#### [About this task]
Once you have read the records, write them out again exactly.

Interface dataset entries

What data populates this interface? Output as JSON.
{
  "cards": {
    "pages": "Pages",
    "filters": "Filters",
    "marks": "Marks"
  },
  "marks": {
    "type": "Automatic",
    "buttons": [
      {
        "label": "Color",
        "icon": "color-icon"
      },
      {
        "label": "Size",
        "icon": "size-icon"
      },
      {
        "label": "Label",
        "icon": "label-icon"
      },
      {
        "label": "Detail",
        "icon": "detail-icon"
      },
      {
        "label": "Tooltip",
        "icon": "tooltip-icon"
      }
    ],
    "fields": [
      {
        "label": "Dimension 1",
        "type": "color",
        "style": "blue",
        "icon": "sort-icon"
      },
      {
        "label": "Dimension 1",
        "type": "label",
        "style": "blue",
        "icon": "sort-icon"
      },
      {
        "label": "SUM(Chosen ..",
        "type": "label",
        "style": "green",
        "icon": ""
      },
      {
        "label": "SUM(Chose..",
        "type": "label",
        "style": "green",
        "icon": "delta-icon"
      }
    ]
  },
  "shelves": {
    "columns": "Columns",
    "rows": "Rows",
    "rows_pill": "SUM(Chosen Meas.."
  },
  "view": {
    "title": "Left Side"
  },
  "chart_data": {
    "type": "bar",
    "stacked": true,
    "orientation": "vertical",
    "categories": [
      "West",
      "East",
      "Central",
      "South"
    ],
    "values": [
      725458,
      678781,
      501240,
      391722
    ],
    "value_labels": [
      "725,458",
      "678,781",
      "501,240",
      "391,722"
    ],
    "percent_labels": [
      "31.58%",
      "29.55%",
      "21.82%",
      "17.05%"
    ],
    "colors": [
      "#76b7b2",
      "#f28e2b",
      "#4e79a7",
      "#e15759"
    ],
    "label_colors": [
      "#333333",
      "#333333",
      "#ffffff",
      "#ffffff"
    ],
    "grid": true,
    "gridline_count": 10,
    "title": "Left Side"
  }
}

#### [Exercise output]
What data populates this interface? Output as JSON.
{
  "cards": {
    "pages": "Pages",
    "filters": "Filters",
    "marks": "Marks"
  },
  "marks": {
    "type": "Automatic",
    "buttons": [
      {
        "label": "Color",
        "icon": "color-icon"
      },
      {
        "label": "Size",
        "icon": "size-icon"
      },
      {
        "label": "Label",
        "icon": "label-icon"
      },
      {
        "label": "Detail",
        "icon": "detail-icon"
      },
      {
        "label": "Tooltip",
        "icon": "tooltip-icon"
      }
    ],
    "fields": [
      {
        "label": "Dimension 1",
        "type": "color",
        "style": "blue",
        "icon": "sort-icon"
      },
      {
        "label": "Dimension 1",
        "type": "label",
        "style": "blue",
        "icon": "sort-icon"
      },
      {
        "label": "SUM(Chosen ..",
        "type": "label",
        "style": "green",
        "icon": ""
      },
      {
        "label": "SUM(Chose..",
        "type": "label",
        "style": "green",
        "icon": "delta-icon"
      }
    ]
  },
  "shelves": {
    "columns": "Columns",
    "rows": "Rows",
    "rows_pill": "SUM(Chosen Meas.."
  },
  "view": {
    "title": "Left Side"
  },
  "chart_data": {
    "type": "bar",
    "stacked": true,
    "orientation": "vertical",
    "categories": [
      "West",
      "East",
      "Central",
      "South"
    ],
    "values": [
      725458,
      678781,
      501240,
      391722
    ],
    "value_labels": [
      "725,458",
      "678,781",
      "501,240",
      "391,722"
    ],
    "percent_labels": [
      "31.58%",
      "29.55%",
      "21.82%",
      "17.05%"
    ],
    "colors": [
      "#76b7b2",
      "#f28e2b",
      "#4e79a7",
      "#e15759"
    ],
    "label_colors": [
      "#333333",
      "#333333",
      "#ffffff",
      "#ffffff"
    ],
    "grid": true,
    "gridline_count": 10,
    "title": "Left Side"
  }
}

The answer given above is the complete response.